Though Intel did not disclose the financial terms of its purchase, the corporation noted that it intends to complete the transaction by the end of the third quarter.
What Makes Barefoot’s Chips Special
Founded in 2014, Barefoot has found success in a highly competitive data center sector thanks to the multifaceted nature of its offerings.
The company’s flagship product is a line of programmable application-specific integrated circuit (ASIC) switch chips called Tofino. First released in 2017, the first generation of 16 nm Tofino components ran at 6.4 Tbps. That high level of performance was enough to win the startup a Cisco supply contract.
In 2018, Barefoot released its 7 nm Tofino 2 ASIC chips, which can run at 12 Tbps. Therefore, the startup’s hardware is comparable to that of Broadcom’s highly regarded Tomahawk 3 components.

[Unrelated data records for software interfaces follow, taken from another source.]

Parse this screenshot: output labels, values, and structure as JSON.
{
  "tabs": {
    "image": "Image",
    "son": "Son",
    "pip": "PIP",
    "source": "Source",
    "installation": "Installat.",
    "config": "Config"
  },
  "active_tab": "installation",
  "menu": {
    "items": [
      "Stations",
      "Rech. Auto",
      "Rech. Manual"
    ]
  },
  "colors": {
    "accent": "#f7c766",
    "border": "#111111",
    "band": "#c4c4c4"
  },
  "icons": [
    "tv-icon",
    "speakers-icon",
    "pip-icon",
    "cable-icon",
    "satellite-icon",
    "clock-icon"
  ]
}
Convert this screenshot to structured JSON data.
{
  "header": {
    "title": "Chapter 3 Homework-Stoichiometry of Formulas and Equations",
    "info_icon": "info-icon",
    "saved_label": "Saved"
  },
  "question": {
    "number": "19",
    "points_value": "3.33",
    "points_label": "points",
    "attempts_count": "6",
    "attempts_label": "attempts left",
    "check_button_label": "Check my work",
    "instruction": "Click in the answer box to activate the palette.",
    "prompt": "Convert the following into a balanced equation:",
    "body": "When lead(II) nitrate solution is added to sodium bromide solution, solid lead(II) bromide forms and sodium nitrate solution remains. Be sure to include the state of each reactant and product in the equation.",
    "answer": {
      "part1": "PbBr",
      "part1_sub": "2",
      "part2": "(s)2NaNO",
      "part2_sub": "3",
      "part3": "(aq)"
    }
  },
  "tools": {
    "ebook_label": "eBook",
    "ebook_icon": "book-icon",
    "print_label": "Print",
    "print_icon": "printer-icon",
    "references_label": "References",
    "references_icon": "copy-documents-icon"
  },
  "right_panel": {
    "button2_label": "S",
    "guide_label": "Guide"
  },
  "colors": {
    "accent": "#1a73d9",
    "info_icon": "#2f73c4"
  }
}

Barefoot also uses open P4 to encode its chips. As such, its clients can program them to suit their particular networking needs. Accordingly, the firm has been able to outdo some of its larger legacy competitors, which tend to offer fixed-function switches.
In a press release, Intel said that Barefoot’s semiconductors would allow it to “focus on end-to-end cloud networking and infrastructure leadership.”
Just in Time
Intel picked an excellent time to expand its networking chip portfolio. In recent years, Intel has thrived by being a component supplier to cloud service providers like Amazon, Google, and Microsoft. However, that segment of the corporation’s business has taken a hit as its customers have amassed excess inventories of Ethernet switches.
With its latest acquisition, Intel will be able to offer its clients new boutique, best-in-class hardware solutions. That’s not to say the corporation won’t have to fight to be the data center market leader. Broadcom has developed a new programming language that will allow its customers to add networking capability to its existing chipsets.
Furthermore, Nvidia spent $6.9 billion to buy networking components company Mellanox in March. The chipmaker purchased the firm to “optimize datacenter-scale workloads across the entire computing, networking, and storage stack.” But with its new acquisition, Intel now has the resources to become a leading full-service networking services provider.